The first time I saw a Globe-Trotter was when I was walking in Tokyo. I'm ashamed to say that I had never heard of the brand before. But as soon as I saw it, the charisma of the suitcase drew me in and I thought to myself “I’m going to go Antarctica with one of those.” I impulsively tried to buy one that day, but my friends stopped me. I went home and researched Globe-Trotter and found that it had a connection to Antarctica. Once I found this out, I was hooked, and the decision to buy one was easy for me.
How well has your suitcase withstood the harsh conditions of Antarctica?

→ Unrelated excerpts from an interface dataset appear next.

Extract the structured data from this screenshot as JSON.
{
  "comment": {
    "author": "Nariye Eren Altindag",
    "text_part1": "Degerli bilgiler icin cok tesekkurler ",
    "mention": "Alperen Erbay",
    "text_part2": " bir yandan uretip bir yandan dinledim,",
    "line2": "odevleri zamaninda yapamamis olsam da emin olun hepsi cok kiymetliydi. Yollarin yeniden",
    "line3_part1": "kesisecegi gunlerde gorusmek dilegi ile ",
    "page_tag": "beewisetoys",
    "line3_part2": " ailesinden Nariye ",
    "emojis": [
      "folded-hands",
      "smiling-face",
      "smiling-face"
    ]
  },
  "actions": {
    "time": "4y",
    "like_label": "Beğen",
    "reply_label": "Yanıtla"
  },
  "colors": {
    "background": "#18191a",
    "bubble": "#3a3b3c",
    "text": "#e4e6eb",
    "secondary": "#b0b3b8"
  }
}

I heard it was made of Vulcanised fibreboard, but to be honest, I wasn't sure if it could withstand the extreme weather conditions of the Antarctic. Once there, I left the case outside and instead of breaking, it withstood the conditions perfectly. I don't use my Globe-Trotter to carry expensive clothes or to go to fancy hotels. It’s my travel buddy and comes with me everywhere, just like Captain Robert Falcon Scott 100 years ago.
You have decorated your case with stickers. Can you tell us a little about this – where are these stickers from and when did you start collecting them?
It has stickers of the places I have actually been; the hotels I stayed at, the Antarctic expeditions I went on, and other foreign expeditions. I now no longer have any space to put stickers on my first case.
I always look for stickers wherever I go. Airports are easy places to find stickers, but outside the airport, it can sometimes take half a day just to find the right sticker. On missions to the Arctic, we sometimes transport items from Japan by air so our suitcases get baggage stickers put on them. These stickers have the Japanese flag printed on them along with the destination "Antarctica", so I often get asked about it by curious people at the airport. It's a great way to connect with people.
What other memorable places have you travelled to with your Globe-Trotter?
I’ve been to Korea, China, Taiwan, Vietnam, Laos, Thailand, Australia and South Africa. I haven't been to that many places, but I've had unforgettable experiences with the case in each place. I use it quite roughly, so I’m amazed that it's never broken.